Getting Paid Off the Books in America

On a recent day in Washington, D.C., Carlos Juarez of Guatemala waited on a street corner to find day labor. Juarez is part of America's underground economy. So are casual sports gamblers. Office worker Gary Gibbs, speaking at a Maryland sports bar, says that betting in an office pool might be illegal, but it's like jaywalking.

Copyright © 2007 NPR. For personal, noncommercial use only. See Terms of Use. For other uses, prior permission required.

MICHELE NORRIS, host:

In many parts of the country, construction is a significant part of the underground economy. In Washington, D.C., men from Central and South America gather near a job site, hoping to be picked up for odd jobs.

Mr. CARLOS JUAREZ (Construction worker): (Through translator) My name is Carlos Juarez. I'm from Guatemala. Sometimes I do woodwork, masonry, demolition and painting. The amount of money varies, depending on the season, because when it's cold we work less. But when it's warm, you can make more money. But I would estimate I make around 300 a week.

I don't think what I do is illegal. I've always said that work is a person's right. In whatever country they live, people have to work in order to live. I think the majority of people don't report their earnings because they don't have a regular job.

One could report earnings when they pay us in checks. But for one day or two of work, it's easier for a boss to say I'll pay you day by day. I'll pay you so much. And then they pay you in cash. You can't prove that you're working because you don't have documentation.

NORRIS: That was a day laborer named Carlos Juarez on a street corner in the nation's capital earlier this week. The underground economy also reaches into the middle class and places like sports bars.

Mr. GARY GIBBS (Database Administrator): My name is Gary Gibbs. I am a database administrator for a hospital. And every year we have an NCAA pool. We also have a SuperBowl pool. Annually I probably bet maybe about $50 a years. I have won it a couple of times. Winning it means you win about $250. Taxes absolutely do not come into consideration whatsoever when we talk about these pools. We know this is illegal. But it's illegal like jaywalking is illegal. It's illegal like going 60 on a 55-mile-an-hour zone is illegal. I don't worry about getting caught by the police or anything like that. I have worried sometimes that there may be implications on my job, so that's why we always make sure that top management is involved whenever we do these things.

NORRIS: That was Gary Gibbs of suburban Maryland.

Copyright © 2007 NPR. All rights reserved. No quotes from the materials contained herein may be used in any media without attribution to NPR. This transcript is provided for personal, noncommercial use only, pursuant to our Terms of Use. Any other use requires NPR's prior permission. Visit our permissions page for further information.

NPR transcripts are created on a rush deadline by a contractor for NPR, and accuracy and availability may vary.

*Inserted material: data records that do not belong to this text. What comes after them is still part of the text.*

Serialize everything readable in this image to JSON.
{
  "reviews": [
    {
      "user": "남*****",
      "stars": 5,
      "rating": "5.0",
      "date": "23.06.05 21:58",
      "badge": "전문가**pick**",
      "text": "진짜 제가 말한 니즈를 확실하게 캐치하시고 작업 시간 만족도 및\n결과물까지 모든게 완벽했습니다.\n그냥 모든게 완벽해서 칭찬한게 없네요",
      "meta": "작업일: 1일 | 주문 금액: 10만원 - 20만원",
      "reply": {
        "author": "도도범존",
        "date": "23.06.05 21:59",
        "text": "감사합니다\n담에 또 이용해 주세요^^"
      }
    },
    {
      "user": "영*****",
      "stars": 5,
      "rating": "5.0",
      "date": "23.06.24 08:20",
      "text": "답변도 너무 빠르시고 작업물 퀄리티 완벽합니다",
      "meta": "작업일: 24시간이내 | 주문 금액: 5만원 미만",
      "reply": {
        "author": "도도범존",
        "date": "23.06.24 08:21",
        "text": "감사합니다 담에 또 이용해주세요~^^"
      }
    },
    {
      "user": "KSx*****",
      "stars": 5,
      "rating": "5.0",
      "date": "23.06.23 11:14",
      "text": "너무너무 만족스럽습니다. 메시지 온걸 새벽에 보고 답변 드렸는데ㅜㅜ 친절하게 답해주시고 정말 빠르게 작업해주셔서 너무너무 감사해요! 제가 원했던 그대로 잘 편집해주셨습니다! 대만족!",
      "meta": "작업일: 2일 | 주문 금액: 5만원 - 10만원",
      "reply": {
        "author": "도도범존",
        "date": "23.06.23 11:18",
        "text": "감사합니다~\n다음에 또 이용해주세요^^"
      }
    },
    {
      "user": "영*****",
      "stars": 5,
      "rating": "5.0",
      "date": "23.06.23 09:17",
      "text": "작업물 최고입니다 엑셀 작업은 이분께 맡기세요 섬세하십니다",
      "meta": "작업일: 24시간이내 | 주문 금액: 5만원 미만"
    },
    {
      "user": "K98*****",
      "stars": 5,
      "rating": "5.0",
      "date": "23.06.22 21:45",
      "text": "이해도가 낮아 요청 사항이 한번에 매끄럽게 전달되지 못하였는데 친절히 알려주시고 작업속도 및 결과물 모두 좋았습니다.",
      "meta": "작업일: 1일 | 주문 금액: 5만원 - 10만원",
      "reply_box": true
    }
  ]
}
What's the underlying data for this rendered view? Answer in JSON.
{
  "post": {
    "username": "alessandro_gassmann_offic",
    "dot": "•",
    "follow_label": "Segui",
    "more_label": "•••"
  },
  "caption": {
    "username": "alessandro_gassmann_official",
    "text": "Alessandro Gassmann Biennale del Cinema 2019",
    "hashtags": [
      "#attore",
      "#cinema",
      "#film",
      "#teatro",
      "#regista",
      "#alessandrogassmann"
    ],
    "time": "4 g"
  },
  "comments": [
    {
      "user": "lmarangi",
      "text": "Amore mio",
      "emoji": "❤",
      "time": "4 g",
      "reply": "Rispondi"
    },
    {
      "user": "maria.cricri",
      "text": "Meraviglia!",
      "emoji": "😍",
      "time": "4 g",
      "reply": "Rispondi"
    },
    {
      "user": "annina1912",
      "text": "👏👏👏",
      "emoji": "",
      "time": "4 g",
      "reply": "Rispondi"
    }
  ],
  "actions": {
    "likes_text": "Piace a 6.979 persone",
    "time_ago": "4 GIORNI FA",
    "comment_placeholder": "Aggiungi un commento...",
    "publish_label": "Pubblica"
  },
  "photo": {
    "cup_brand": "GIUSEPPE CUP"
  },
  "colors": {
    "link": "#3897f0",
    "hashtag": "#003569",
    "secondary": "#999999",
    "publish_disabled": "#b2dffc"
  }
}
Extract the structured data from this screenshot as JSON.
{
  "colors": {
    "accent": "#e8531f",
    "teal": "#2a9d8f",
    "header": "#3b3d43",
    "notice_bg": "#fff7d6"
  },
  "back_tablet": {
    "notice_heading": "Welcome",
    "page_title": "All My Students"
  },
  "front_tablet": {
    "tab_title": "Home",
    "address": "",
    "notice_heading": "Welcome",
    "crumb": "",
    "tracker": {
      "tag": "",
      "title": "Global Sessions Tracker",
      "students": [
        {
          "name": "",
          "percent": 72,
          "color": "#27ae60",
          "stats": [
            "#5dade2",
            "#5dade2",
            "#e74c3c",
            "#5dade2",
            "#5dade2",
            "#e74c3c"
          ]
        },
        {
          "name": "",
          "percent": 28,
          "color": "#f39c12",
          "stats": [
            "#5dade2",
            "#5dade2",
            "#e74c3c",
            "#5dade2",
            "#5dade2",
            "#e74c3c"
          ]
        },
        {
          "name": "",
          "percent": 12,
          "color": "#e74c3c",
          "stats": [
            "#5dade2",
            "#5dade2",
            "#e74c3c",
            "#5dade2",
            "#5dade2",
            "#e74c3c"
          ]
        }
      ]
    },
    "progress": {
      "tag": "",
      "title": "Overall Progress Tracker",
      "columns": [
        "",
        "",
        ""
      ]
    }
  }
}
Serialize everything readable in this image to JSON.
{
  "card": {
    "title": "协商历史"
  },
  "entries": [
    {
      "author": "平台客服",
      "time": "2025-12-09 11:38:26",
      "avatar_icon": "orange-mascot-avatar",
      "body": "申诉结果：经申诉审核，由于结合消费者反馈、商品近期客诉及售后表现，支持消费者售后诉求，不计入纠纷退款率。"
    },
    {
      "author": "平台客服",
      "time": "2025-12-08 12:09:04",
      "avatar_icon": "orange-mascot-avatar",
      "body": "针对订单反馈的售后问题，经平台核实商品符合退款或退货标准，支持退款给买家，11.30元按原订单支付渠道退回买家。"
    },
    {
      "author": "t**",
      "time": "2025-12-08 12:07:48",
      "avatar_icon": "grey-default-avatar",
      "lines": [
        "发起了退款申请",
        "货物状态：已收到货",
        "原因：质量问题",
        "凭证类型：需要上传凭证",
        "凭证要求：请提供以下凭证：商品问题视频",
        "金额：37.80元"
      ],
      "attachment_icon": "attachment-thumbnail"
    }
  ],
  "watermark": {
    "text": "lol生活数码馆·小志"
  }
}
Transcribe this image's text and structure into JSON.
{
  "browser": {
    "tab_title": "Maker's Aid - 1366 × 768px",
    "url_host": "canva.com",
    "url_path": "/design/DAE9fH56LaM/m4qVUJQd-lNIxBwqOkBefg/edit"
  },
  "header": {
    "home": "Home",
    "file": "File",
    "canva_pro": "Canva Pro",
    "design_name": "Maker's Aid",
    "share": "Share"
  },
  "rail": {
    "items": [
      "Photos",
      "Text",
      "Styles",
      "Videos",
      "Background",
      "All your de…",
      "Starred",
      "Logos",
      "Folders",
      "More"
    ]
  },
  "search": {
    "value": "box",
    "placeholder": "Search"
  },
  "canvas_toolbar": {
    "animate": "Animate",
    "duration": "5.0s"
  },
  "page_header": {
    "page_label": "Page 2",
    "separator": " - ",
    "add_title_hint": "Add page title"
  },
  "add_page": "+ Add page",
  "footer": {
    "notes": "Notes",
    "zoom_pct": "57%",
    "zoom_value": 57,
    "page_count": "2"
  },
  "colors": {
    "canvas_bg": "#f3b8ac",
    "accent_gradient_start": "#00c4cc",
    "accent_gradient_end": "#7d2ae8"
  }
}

This text may not be in its final form and may be updated or revised in the future. Please be aware that the authoritative record of NPR's programming is the audio.

Comments

 

Please keep your community civil. All comments must follow the NPR.org Community rules and terms of use, and will be moderated prior to posting. NPR reserves the right to use the comments we receive, in whole or in part, and to use the commenter's name and location, in any medium. See also the Terms of Use, Privacy Policy and Community FAQ.

Support comes from: